September is suicide prevention month. This is a reminder of a serious issue that impacts all of us. In an effort to prepare staff members to have the tools to help students, the Jason Flatt Act mandates that all school employees receive an hour of suicide prevention training every year.
The Jason Foundation reports the following statistics:
• (2019) Suicide is the leading cause of death for ages 5-14.
• Suicide is the second leading cause of death for ages 10-24.
• In 2020, the state of Kansas ranked 13th in the nation for suicide incidence. The Kansas rate of suicide is 35 percent higher than the national rate.
• Rural areas see higher suicide rates than urban areas.
What can we do? First, let’s openly recognize that this is a serious issue. It is a difficult subject that is challenging to talk about, but it is important to identify that it is a definitive societal problem. A myth is that by discussing suicide, we will encourage suicide attempts. The opposite is true.
Be aware of risk factors that increase the likelihood of an event. Some that have been identified include individuals that have experienced a recent loss, mental disorders, prior suicide attempts, substance abuse (including alcohol), engaging in high risk behaviors, lack of social support, and victimization from bullying.
All concerns regarding suicide must be taken seriously. We should be alert for warning signs. The Jason Foundation indicates that four out of five teens who attempt suicide give clear warning signs that may include:
• Talking about suicide;
• Making statements about feeling hopeless, helpless, or worthless;
• A deepening depression;
• Preoccupation with death;
• Taking unnecessary risks or exhibiting self-destructive behavior;
• Out of character behavior;
• A loss of interest in the things one cares about;
• Visiting or calling people one cares about;
• Making arrangements; setting one’s affairs in order;
• Giving prized possessions away.
When we talk about keeping our kids safe from harm, our efforts need to include keeping them safe from self-harm. Effort and conversation needs to occur about best practices to deter the second leading cause of death for our adolescent children.
Our best weapon in keeping our kids safe is through positive relationships. School personnel, law enforcement officials, health care workers, and clergy all have training and work to keep our kids physically and mentally safe.

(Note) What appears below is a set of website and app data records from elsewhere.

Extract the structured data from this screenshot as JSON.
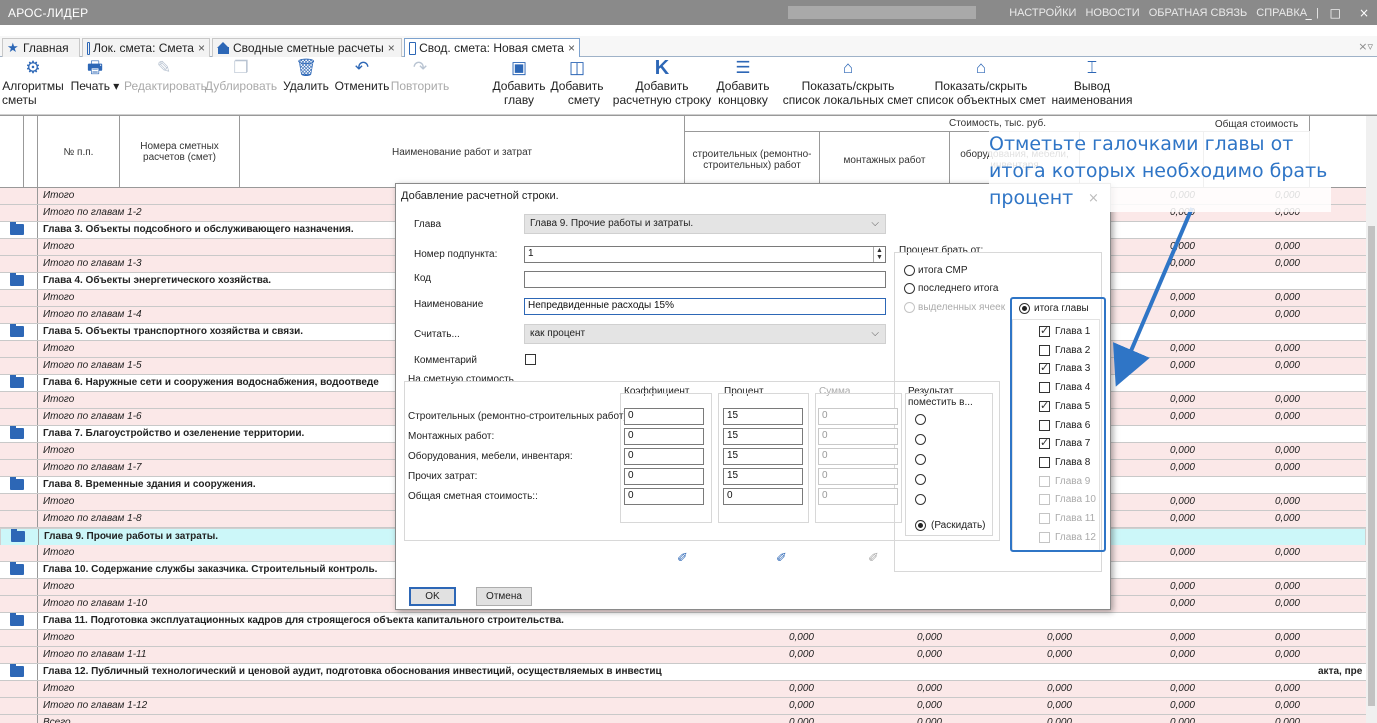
{
  "app": {
    "title": "АРОС-ЛИДЕР"
  },
  "menu": [
    "НАСТРОЙКИ",
    "НОВОСТИ",
    "ОБРАТНАЯ СВЯЗЬ",
    "СПРАВКА"
  ],
  "window_controls": {
    "minimize": "_",
    "maximize": "□",
    "close": "×"
  },
  "tabs": [
    {
      "label": "Главная",
      "icon": "star-icon"
    },
    {
      "label": "Лок. смета: Смета",
      "icon": "document-icon",
      "close": "×"
    },
    {
      "label": "Сводные сметные расчеты",
      "icon": "home-icon",
      "close": "×"
    },
    {
      "label": "Свод. смета: Новая смета",
      "icon": "document-icon",
      "close": "×",
      "active": true
    }
  ],
  "tabbar_controls": "×▿",
  "toolbar": [
    {
      "label1": "Алгоритмы",
      "label2": "сметы",
      "icon": "⚙"
    },
    {
      "label1": "Печать ▾",
      "label2": "",
      "icon": "🖶"
    },
    {
      "label1": "Редактировать",
      "label2": "",
      "icon": "✎",
      "disabled": true
    },
    {
      "label1": "Дублировать",
      "label2": "",
      "icon": "❐",
      "disabled": true
    },
    {
      "label1": "Удалить",
      "label2": "",
      "icon": "🗑"
    },
    {
      "label1": "Отменить",
      "label2": "",
      "icon": "↶"
    },
    {
      "label1": "Повторить",
      "label2": "",
      "icon": "↷",
      "disabled": true
    },
    {
      "label1": "Добавить",
      "label2": "главу",
      "icon": "▣"
    },
    {
      "label1": "Добавить",
      "label2": "смету",
      "icon": "◫"
    },
    {
      "label1": "Добавить",
      "label2": "расчетную строку",
      "icon": "K"
    },
    {
      "label1": "Добавить",
      "label2": "концовку",
      "icon": "☰"
    },
    {
      "label1": "Показать/скрыть",
      "label2": "список локальных смет",
      "icon": "⌂"
    },
    {
      "label1": "Показать/скрыть",
      "label2": "список объектных смет",
      "icon": "⌂"
    },
    {
      "label1": "Вывод",
      "label2": "наименования",
      "icon": "⌶"
    }
  ],
  "grid_header": {
    "num": "№ п.п.",
    "numbers": "Номера сметных расчетов (смет)",
    "name": "Наименование работ и затрат",
    "cost_group": "Стоимость, тыс. руб.",
    "col_build": "строительных (ремонтно-строительных) работ",
    "col_mount": "монтажных работ",
    "col_equip": "оборудования, мебели, инвентаря",
    "col_total": "Общая стоимость"
  },
  "rows": [
    {
      "type": "itogo",
      "name": "Итого",
      "values": [
        "",
        "",
        "",
        "0,000",
        "0,000"
      ]
    },
    {
      "type": "itogo",
      "name": "Итого по главам 1-2",
      "values": [
        "",
        "",
        "",
        "0,000",
        "0,000"
      ]
    },
    {
      "type": "chapter",
      "name": "Глава 3. Объекты подсобного и обслуживающего назначения."
    },
    {
      "type": "itogo",
      "name": "Итого",
      "values": [
        "",
        "",
        "",
        "0,000",
        "0,000"
      ]
    },
    {
      "type": "itogo",
      "name": "Итого по главам 1-3",
      "values": [
        "",
        "",
        "",
        "0,000",
        "0,000"
      ]
    },
    {
      "type": "chapter",
      "name": "Глава 4. Объекты энергетического хозяйства."
    },
    {
      "type": "itogo",
      "name": "Итого",
      "values": [
        "",
        "",
        "",
        "0,000",
        "0,000"
      ]
    },
    {
      "type": "itogo",
      "name": "Итого по главам 1-4",
      "values": [
        "",
        "",
        "",
        "0,000",
        "0,000"
      ]
    },
    {
      "type": "chapter",
      "name": "Глава 5. Объекты транспортного хозяйства и связи."
    },
    {
      "type": "itogo",
      "name": "Итого",
      "values": [
        "",
        "",
        "",
        "0,000",
        "0,000"
      ]
    },
    {
      "type": "itogo",
      "name": "Итого по главам 1-5",
      "values": [
        "",
        "",
        "",
        "0,000",
        "0,000"
      ]
    },
    {
      "type": "chapter",
      "name": "Глава 6. Наружные сети и сооружения водоснабжения, водоотведе"
    },
    {
      "type": "itogo",
      "name": "Итого",
      "values": [
        "",
        "",
        "",
        "0,000",
        "0,000"
      ]
    },
    {
      "type": "itogo",
      "name": "Итого по главам 1-6",
      "values": [
        "",
        "",
        "",
        "0,000",
        "0,000"
      ]
    },
    {
      "type": "chapter",
      "name": "Глава 7. Благоустройство и озеленение территории."
    },
    {
      "type": "itogo",
      "name": "Итого",
      "values": [
        "",
        "",
        "",
        "0,000",
        "0,000"
      ]
    },
    {
      "type": "itogo",
      "name": "Итого по главам 1-7",
      "values": [
        "",
        "",
        "",
        "0,000",
        "0,000"
      ]
    },
    {
      "type": "chapter",
      "name": "Глава 8. Временные здания и сооружения."
    },
    {
      "type": "itogo",
      "name": "Итого",
      "values": [
        "",
        "",
        "",
        "0,000",
        "0,000"
      ]
    },
    {
      "type": "itogo",
      "name": "Итого по главам 1-8",
      "values": [
        "",
        "",
        "",
        "0,000",
        "0,000"
      ]
    },
    {
      "type": "chapter",
      "name": "Глава 9. Прочие работы и затраты.",
      "selected": true
    },
    {
      "type": "itogo",
      "name": "Итого",
      "values": [
        "",
        "",
        "",
        "0,000",
        "0,000"
      ]
    },
    {
      "type": "chapter",
      "name": "Глава 10. Содержание службы заказчика. Строительный контроль."
    },
    {
      "type": "itogo",
      "name": "Итого",
      "values": [
        "",
        "",
        "",
        "0,000",
        "0,000"
      ]
    },
    {
      "type": "itogo",
      "name": "Итого по главам 1-10",
      "values": [
        "",
        "",
        "",
        "0,000",
        "0,000"
      ]
    },
    {
      "type": "chapter",
      "name": "Глава 11. Подготовка эксплуатационных кадров для строящегося объекта капитального строительства."
    },
    {
      "type": "itogo",
      "name": "Итого",
      "values": [
        "0,000",
        "0,000",
        "0,000",
        "0,000",
        "0,000"
      ]
    },
    {
      "type": "itogo",
      "name": "Итого по главам 1-11",
      "values": [
        "0,000",
        "0,000",
        "0,000",
        "0,000",
        "0,000"
      ]
    },
    {
      "type": "chapter",
      "name": "Глава 12. Публичный технологический и ценовой аудит, подготовка обоснования инвестиций, осуществляемых в инвестиц",
      "tail": "акта, пре"
    },
    {
      "type": "itogo",
      "name": "Итого",
      "values": [
        "0,000",
        "0,000",
        "0,000",
        "0,000",
        "0,000"
      ]
    },
    {
      "type": "itogo",
      "name": "Итого по главам 1-12",
      "values": [
        "0,000",
        "0,000",
        "0,000",
        "0,000",
        "0,000"
      ]
    },
    {
      "type": "itogo",
      "name": "Всего",
      "values": [
        "0,000",
        "0,000",
        "0,000",
        "0,000",
        "0,000"
      ]
    }
  ],
  "dialog": {
    "title": "Добавление расчетной строки.",
    "chapter_label": "Глава",
    "chapter_value": "Глава 9. Прочие работы и затраты.",
    "subitem_label": "Номер подпункта:",
    "subitem_value": "1",
    "code_label": "Код",
    "code_value": "",
    "name_label": "Наименование",
    "name_value": "Непредвиденные расходы 15%",
    "count_label": "Считать...",
    "count_value": "как процент",
    "comment_label": "Комментарий",
    "cost_group": "На сметную стоимость",
    "col_coef": "Коэффициент",
    "col_pct": "Процент",
    "col_sum": "Сумма",
    "col_result": "Результат поместить в...",
    "rows": [
      {
        "label": "Строительных (ремонтно-строительных работ):",
        "coef": "0",
        "pct": "15",
        "sum": "0"
      },
      {
        "label": "Монтажных работ:",
        "coef": "0",
        "pct": "15",
        "sum": "0"
      },
      {
        "label": "Оборудования, мебели, инвентаря:",
        "coef": "0",
        "pct": "15",
        "sum": "0"
      },
      {
        "label": "Прочих затрат:",
        "coef": "0",
        "pct": "15",
        "sum": "0"
      },
      {
        "label": "Общая сметная стоимость::",
        "coef": "0",
        "pct": "0",
        "sum": "0"
      }
    ],
    "spread_label": "(Раскидать)",
    "percent_from": "Процент брать от:",
    "opt_smr": "итога СМР",
    "opt_last": "последнего итога",
    "opt_selected": "выделенных ячеек",
    "opt_chapter": "итога главы",
    "chapters": [
      {
        "label": "Глава 1",
        "checked": true
      },
      {
        "label": "Глава 2",
        "checked": false
      },
      {
        "label": "Глава 3",
        "checked": true
      },
      {
        "label": "Глава 4",
        "checked": false
      },
      {
        "label": "Глава 5",
        "checked": true
      },
      {
        "label": "Глава 6",
        "checked": false
      },
      {
        "label": "Глава 7",
        "checked": true
      },
      {
        "label": "Глава 8",
        "checked": false
      },
      {
        "label": "Глава 9",
        "checked": false,
        "disabled": true
      },
      {
        "label": "Глава 10",
        "checked": false,
        "disabled": true
      },
      {
        "label": "Глава 11",
        "checked": false,
        "disabled": true
      },
      {
        "label": "Глава 12",
        "checked": false,
        "disabled": true
      }
    ],
    "ok": "OK",
    "cancel": "Отмена"
  },
  "annotation": {
    "text": "Отметьте галочками главы от итога которых необходимо брать процент",
    "close": "×",
    "color": "#2f75c6"
  }
}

By recognizing suicide as a legitimate risk and heightening our awareness about risk factors as well as warning signs, we can better take care of each other. The advice for potential suicide is the same for school violence; if you see something, say something. For more information go to jasonfoundation.com.